On September 17th, The Center for Community Engagement at Otterbein University, in partnership with the student-led group, Raise Your Voice, held two events to help broaden students’ understanding of the constitution, civil liberties, and responsibilities of citizenship! The Campus Center was transformed into Independence Hall, as students spent part of their lunch hour writing their own 28th amendment to the Constitution. A few examples of the amendments were “All citizens shall have access to food,” “Every citizen shall be required to participate in 20 hours of community service a year,” and “College should be free, or cost less, for people who want to go to college.”
As part of the celebration, over 100 students also played “Constitution Plinko”, where history became fun with historic rubber ducks, Constitution pencils, President Obama’s favorite candy, and American Flag cupcakes. Otterbein’s bi-partisan political student group, Raise Your Voice, held an evening program, “Exploring Our Founding” where students explored representations of the Constitution in the media and held an open dialogue about the Constitution and its relevance to the daily lives of college students.
Albert State University
In honor of Constitution Day, five Alfred University (AU) professors participated in a panel discussion about the current Syrian conflict on Thursday, Sep. 19 at 5:30 p.m. in Nevins Theater. The panel, titled “The President’s Power to Commit America to Combat: Constitutional, Moral, and Practical Considerations,” is free and open to the public. AU professors Christopher Churchill, Assistant Professor of History and Global Studies; Robert Heineman, Professor of Political Science; Gary Ostrower, Professor of History; Jeff Sluyter-Beltrao, Associate Professor of Political Science; and Emrys Westacott, Professor of Philosophy, offered insights from their respective areas of expertise.
Watch the video and learn more here.
Constitution Week at Indiana University-Purdue University Indianapolis (IUPUI) began with the arrival of two former Congressmen, Representative Steve Kuykendall (R-CA) and Representative Nick Lampson (D-TX). Through the Congress to Campus Program, IUPUI hosted these two leaders from the public sector on Monday and Tuesday (Constitution Day). They shared their words of wisdom and interacted with students in a variety of capacities, including panel discussions and class talks about a variety of topics from their roles in public service to the constitutionality of the United States’ involvement in Syria. Panel discussions included other state legislators and academics, who also shared their careers in public service and civic engagement, thoughts on current events, and visions for the future.

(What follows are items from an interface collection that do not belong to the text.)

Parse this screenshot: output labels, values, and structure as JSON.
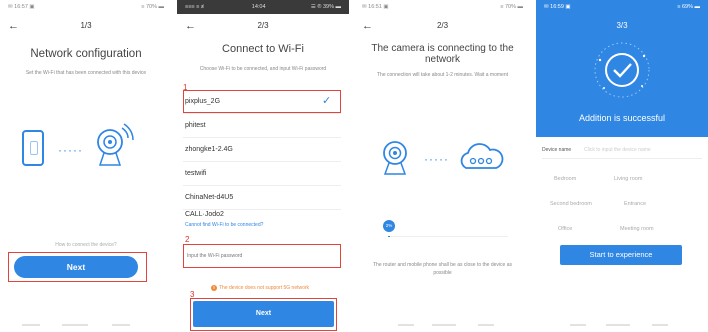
{
  "screen1": {
    "status_left": "✉ 16:57 ▣",
    "status_right": "≡ 70% ▬",
    "step": "1/3",
    "title": "Network configuration",
    "subtitle": "Set the Wi-Fi that has been connected with this device",
    "connect_link": "How to connect the device?",
    "next_label": "Next",
    "dots": "·····"
  },
  "screen2": {
    "status_left": "≡≡≡ ≡ ≢",
    "status_center": "14:04",
    "status_right": "☰ ® 39% ▬",
    "step": "2/3",
    "title": "Connect to Wi-Fi",
    "subtitle": "Choose Wi-Fi to be connected, and input Wi-Fi password",
    "label1": "1",
    "label2": "2",
    "label3": "3",
    "wifi_list": [
      "pixplus_2G",
      "phitest",
      "zhongke1-2.4G",
      "testwifi",
      "ChinaNet-d4U5",
      "CALL·Jodo2"
    ],
    "check": "✓",
    "cannot_find": "Cannot find Wi-Fi to be connected?",
    "password_placeholder": "Input the Wi-Fi password",
    "warning": "The device does not support 5G network",
    "warning_icon": "!",
    "next_label": "Next"
  },
  "screen3": {
    "status_left": "✉ 16:51 ▣",
    "status_right": "≡ 70% ▬",
    "step": "2/3",
    "title": "The camera is connecting to the network",
    "subtitle": "The connection will take about 1-2 minutes. Wait a moment",
    "dots": "·····",
    "progress_label": "2%",
    "progress_percent": 2,
    "footer": "The router and mobile phone shall be as close to the device as possible"
  },
  "screen4": {
    "status_left": "✉ 16:59 ▣",
    "status_right": "≡ 69% ▬",
    "step": "3/3",
    "success": "Addition is successful",
    "device_name_label": "Device name",
    "device_name_placeholder": "Click to input the device name",
    "rooms": [
      "Bedroom",
      "Living room",
      "Second bedroom",
      "Entrance",
      "Office",
      "Meeting room"
    ],
    "start_label": "Start to experience"
  },
  "colors": {
    "accent": "#2f86e3",
    "highlight": "#e0443a"
  }
}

Constitution Week also included an ongoing Voter Registration Drive within our student union and Constitution Week Jeopardy to challenge students on their knowledge of the United States government and the Constitution.
Ramapo College observed Constitution Day by signing a giant version of the US constitution. “Benjamin Franklin” (performed by Professor Michael Edelstein) delivered a special address as students enjoyed an American-themed cake. During the program, the Civic and Community Engagement Center officially launched TurboVote. Over 50 students registered to vote and signed up for information about upcoming New Jersey elections. In addition, Constitution Day marked the launch of the Supreme Court of the United States Discussion Series. This discussion series consists of programs on same-sex marriage, voting rights, and affirmative action.